Spiral staircase in the redeveloped Museum. Source: Meredith Foley
The Tasmanian Museum and Art Gallery (TMAG) in Hobart is cutting jobs and slashing opening hours in a bid to cope with financial problems.
The equivalent of four full-time jobs will be cut and the museum will close to the public on Mondays and one hour earlier from Tuesday to Sunday.
The museum’s acting director Jennifer Storer said they were tough decisions and it was hoped the changes to opening hours would have minimal impact on the visiting public.
“This is a decision that we haven’t taken lightly,” she said.
“The trustees have made that decision in order to put us on a more sustainable financial footing.”
Ms Storer said she did not know if the changes would be enough.
“We have financial issues, we aren’t alone,” she said.
“Interstate museums like Melbourne and indeed the Powerhouse [in Sydney] are facing financial issues.”
Museum overspent $5m in five years
Minister for the Arts Vanessa Goodwin said the museum had overrun its budget by an average of $1 million per year for the past five years.
“To continue in this manner would put at risk the ongoing viability of TMAG and the excellent position they have achieved as a premier visitor attraction and cultural hub,” she said.
Ms Goodwin said she supported the trustees’ decision which “will allow TMAG to operate sustainably into the future”.
The cuts come just a year after a $30 million facelift of the museum was completed.
But Ms Storer said the expense of the redevelopment was not to blame.
The upgrade saw visitor numbers to the museum increase by about 200,000 people.
Stage two of the redevelopment – worth about $170 million – remains unfunded and in limbo.
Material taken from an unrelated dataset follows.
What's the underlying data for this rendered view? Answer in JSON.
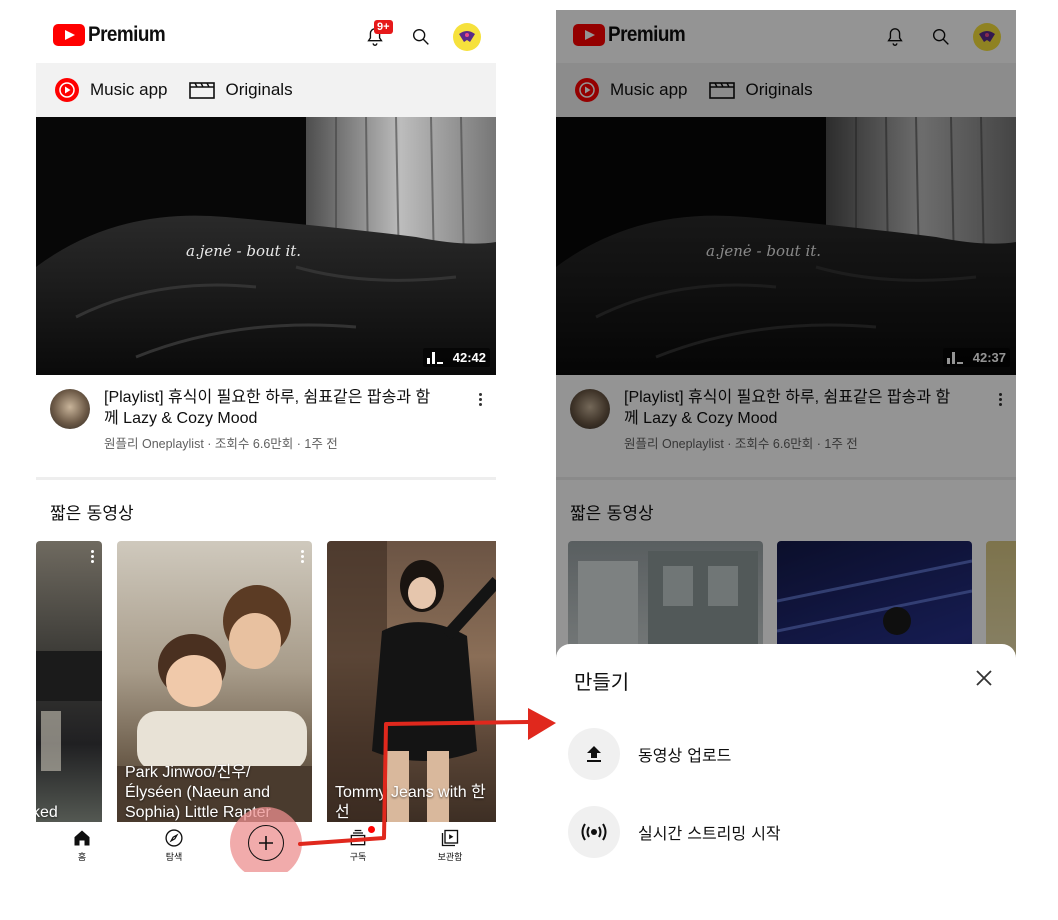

“The financial issues are just growing concerns, they’re nothing in particular, they’re just part of our recurrent budget,” said Ms Storer.
John Freeman, who is one of the museum’s largest benefactors, said money could have been saved in other ways, such as cutting research.
“It is a bad decision to take what is the major tourist entity in Hobart and shut it down one day a week,” he said.
“It has to make up its mind whether it wants to be basically something that’s open to the public or whether it wants to do research on the side.
“Now to me the obvious thing is the research has to go.